in the basement along the cinder track.
Even though women's archery was not a competitive sport it was still recognized by the College and a picture of 1938's team did appear in Dickinson's 1938 Microcosm. Though not this picture, the photograph displayed in the yearbook was probably taken on the same day because the women were wearing the same clothes. The regulation costume, which was purchased from the College, was worn by the women during competitions. These competitions were held between the women in the four classes. There were two different rounds of competition, indoor and outdoor. Indoor competition involved each woman shooting at three different distances, 40 feet, 50 feet, and 60 feet. The outdoor competition had the women shoot rounds at 30, 40 and 50 yards.
Before World War II women's sports were fairly new to Dickinson. It was in 1923 that Dickinson's first director of Physical Education for women was hired. In 1926, Jeanette Packard was appointed instructor of women's physical training, though she held the post only during that one year. Women were encouraged to become involved in sports and were given incentive through awards and recognition for achievement in their particular sport. Evidence suggests that archery was not overly popular at this time, since it was the only sport not mentioned in the 1938 yearbook. Basketball was the only varsity sport, but swimming was popular as well as bowling and riding.
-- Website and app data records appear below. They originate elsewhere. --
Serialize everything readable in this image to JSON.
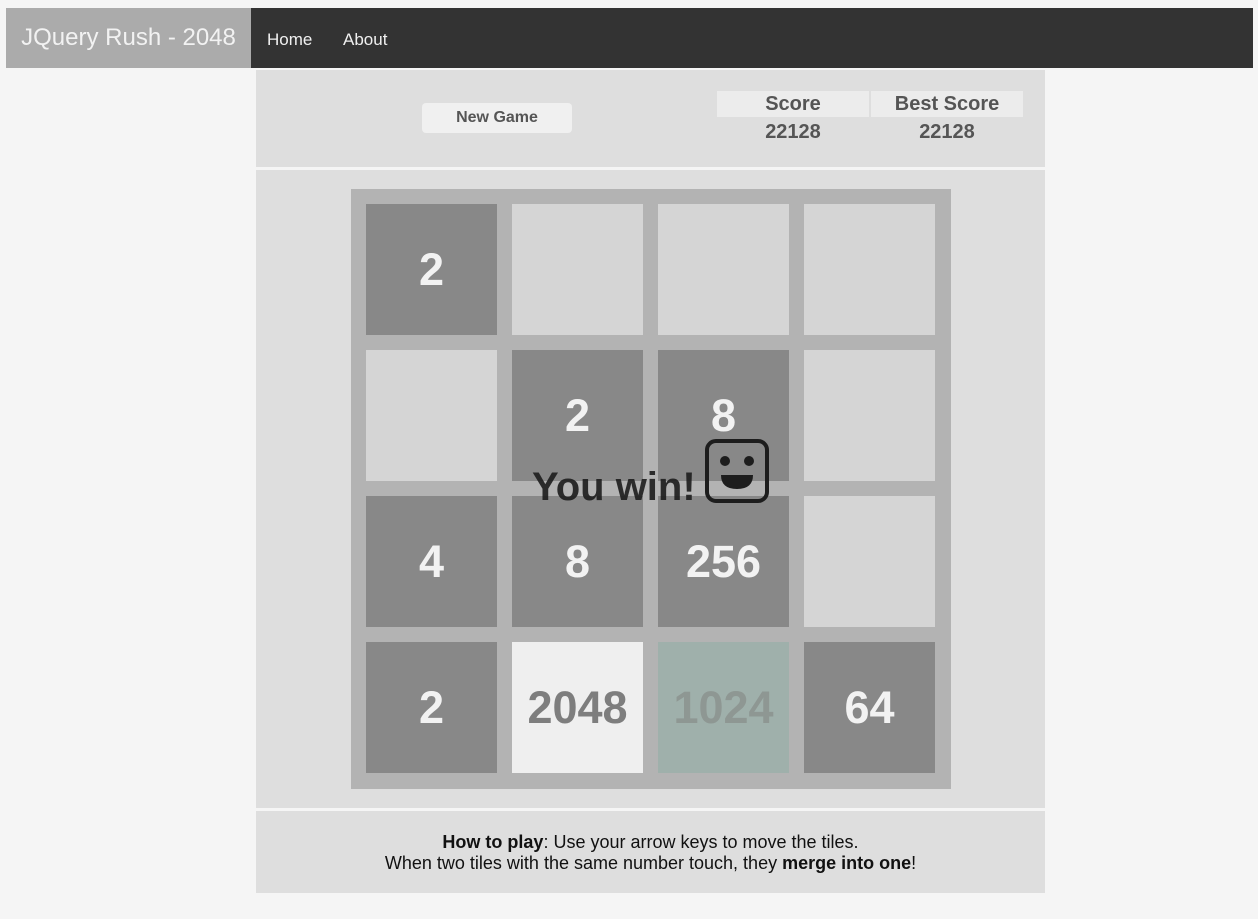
{
  "navbar": {
    "brand": "JQuery Rush - 2048",
    "links": [
      "Home",
      "About"
    ]
  },
  "controls": {
    "new_game_label": "New Game"
  },
  "scores": {
    "score_label": "Score",
    "score_value": "22128",
    "best_label": "Best Score",
    "best_value": "22128"
  },
  "board": {
    "rows": [
      [
        "2",
        "",
        "",
        ""
      ],
      [
        "",
        "2",
        "8",
        ""
      ],
      [
        "4",
        "8",
        "256",
        ""
      ],
      [
        "2",
        "2048",
        "1024",
        "64"
      ]
    ]
  },
  "overlay": {
    "message": "You win!",
    "icon": "smiley-face-icon"
  },
  "instructions": {
    "line1_bold": "How to play",
    "line1_rest": ": Use your arrow keys to move the tiles.",
    "line2_start": "When two tiles with the same number touch, they ",
    "line2_bold": "merge into one",
    "line2_end": "!"
  },
  "colors": {
    "navbar_bg": "#333333",
    "brand_bg": "#ababab",
    "tile_dark": "#888888",
    "tile_2048": "#efefef",
    "tile_1024": "#9fb0ab",
    "empty_cell": "#d5d5d5",
    "grid_bg": "#b3b3b3"
  }
}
The latter were non-varsity sports and not inter-collegiate; instead, competitions were held between sororities and classes.
See also: Women's Archery 1933